As noted above, competition makes it very difficult for even the most patriotic businessman to stay away from China when his competitors are taking advantage of the cheap labor costs there. This is why the USG must act, to maintain a level playing field, while discouraging US companies from investing in China.
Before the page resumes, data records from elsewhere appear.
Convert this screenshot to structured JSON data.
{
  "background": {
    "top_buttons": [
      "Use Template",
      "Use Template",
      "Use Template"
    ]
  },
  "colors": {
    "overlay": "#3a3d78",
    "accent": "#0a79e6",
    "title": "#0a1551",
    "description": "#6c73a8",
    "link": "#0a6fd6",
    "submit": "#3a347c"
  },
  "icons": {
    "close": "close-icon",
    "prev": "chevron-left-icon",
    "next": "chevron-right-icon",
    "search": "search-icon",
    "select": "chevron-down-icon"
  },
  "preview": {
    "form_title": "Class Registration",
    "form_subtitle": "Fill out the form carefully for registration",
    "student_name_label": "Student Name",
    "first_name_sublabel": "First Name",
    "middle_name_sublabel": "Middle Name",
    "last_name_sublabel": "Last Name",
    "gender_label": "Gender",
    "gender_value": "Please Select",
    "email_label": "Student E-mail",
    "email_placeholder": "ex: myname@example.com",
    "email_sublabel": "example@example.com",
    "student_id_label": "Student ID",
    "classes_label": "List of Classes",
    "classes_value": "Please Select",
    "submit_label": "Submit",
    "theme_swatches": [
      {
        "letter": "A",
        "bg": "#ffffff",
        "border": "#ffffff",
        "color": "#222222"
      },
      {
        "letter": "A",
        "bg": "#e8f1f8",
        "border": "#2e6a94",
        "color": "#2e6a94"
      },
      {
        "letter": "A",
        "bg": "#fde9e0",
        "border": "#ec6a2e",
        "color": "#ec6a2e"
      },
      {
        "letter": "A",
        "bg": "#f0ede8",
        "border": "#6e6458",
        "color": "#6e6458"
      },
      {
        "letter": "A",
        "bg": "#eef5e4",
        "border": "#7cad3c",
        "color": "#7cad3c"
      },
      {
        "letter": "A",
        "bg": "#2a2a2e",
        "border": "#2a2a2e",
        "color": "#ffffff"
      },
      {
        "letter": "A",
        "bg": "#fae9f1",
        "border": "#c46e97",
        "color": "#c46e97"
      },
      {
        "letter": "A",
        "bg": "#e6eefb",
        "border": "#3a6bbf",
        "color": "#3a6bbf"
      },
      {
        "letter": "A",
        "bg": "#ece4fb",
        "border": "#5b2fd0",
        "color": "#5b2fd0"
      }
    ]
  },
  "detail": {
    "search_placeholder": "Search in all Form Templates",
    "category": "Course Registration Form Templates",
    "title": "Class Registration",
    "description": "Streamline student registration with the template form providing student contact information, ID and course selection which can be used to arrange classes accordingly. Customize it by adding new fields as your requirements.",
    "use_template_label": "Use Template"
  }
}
As your next congressman from the 4th district of South Carolina (Greenville and Spartanburg Counties), I will introduce and fight for passage of legislation, and press for USG policies, aimed at the following:
- Clean up USG, getting pro-China bureaucrats out of positions of influence at DOD, State, CIA, and other key policy agencies
- As Trump did, insist on “free & fair” trade, meanwhile imposing import tariffs on Chinese goods
- Start using Exon Florio more aggressively to curb Chinese acquisitions in America
- Limit China’s ability to raise capital in US: Bar US pension funds, private equity funds, and others from investing in Chinese companies, whether listed here or in China—emulate Florida
- Similarly, ban listing of Chinese companies on US exchanges, as they lack transparent disclosure
- Stop investment by American industrial and service companies in China
- Get Chinese products out of US supply chain by encouraging US companies to diversify sourcing, which may take tax and other financial incentives
- Ensure Chinese products are banned in sensitive civilian and military sectors such as defense, dual use technology, pharmaceuticals, and medical equipment
- Get Western allies to follow suit, as we did with Soviet Union
- Acknowledge that China is at war with the US
- Curb DOD cooperation with Chines military
- Political aspects: get China out of elections; expose donor and other relationships at state and local government level
- Expose complicity with China in UN system and block China’s influence there
- Enforce US and international IP protections at home and abroad
Society & Culture
- Confucius Institutes on college campuses are just the nose of the camel: CRT is backed by CCP; expose academics and state & local government officials in bed with China
- Require disclosure of nonprofit links to CCP to retain charitable status
- Tik Tok must be banned; other social media checked for independence from CCP influence
- ban Chinese investment in film industry and US media companies
MEANTIME…MAKE A DIFFERENCE:
Even as an individual, you can make a difference. At a minimum, stay informed. But you can also take action. See links below. Shop a bit harder: look for items NOT made in China. For some products (e.g., lamps) it is very hard today to avoid Chinese manufactures. But for many products, there is an alternative. Start with https://www.madeinamerica.co/pages/thelist. But even I you just do an internet search for “made in USA,” you can find lots of options in many kinds of products. If there is an online site where you like to shop, and it seems flooded with Chinese products, send the CEO a message. Note that many larger corporations—Amazon comes to mind—are afraid of you and your opinions and make it hard for you to “contact” them online. If they have that attitude, maybe you should find someplace else to shop! Meantime, do it low tech, and send them a letter by snail mail.
Beyond more careful shopping, you can also support organizations like Decouple China, Present Danger China, and Victims of Communism. Also, get the word out. Make sure friends and family understand the immediate threat China poses to America and its future. A subscription to The Epoch Times makes a great gift. Young people especially in America have no sense of history or even current events (how could they with these schools!) and need to know what has happened in America over the last 40 years.
The Tragedy of Liberation: A History of the Chinese Revolution, 1945-1957 (Bloomsbury Press, 2013)
Mao’s Great Famine: The History of China’s Most Devastating Catastrophe, 1958-1962 (Bloomsbury Press, 2018)
The Cultural Revolution: A People’s History, 1962-1976 (Bloomsbury Press, 2017)
The Epoch Times—https://www.theepochtimes.com/
American Enterprise Institute—https://www.aei.org/asia/
Center for Strategic & International Studies—https://www.csis.org/programs/china-power-project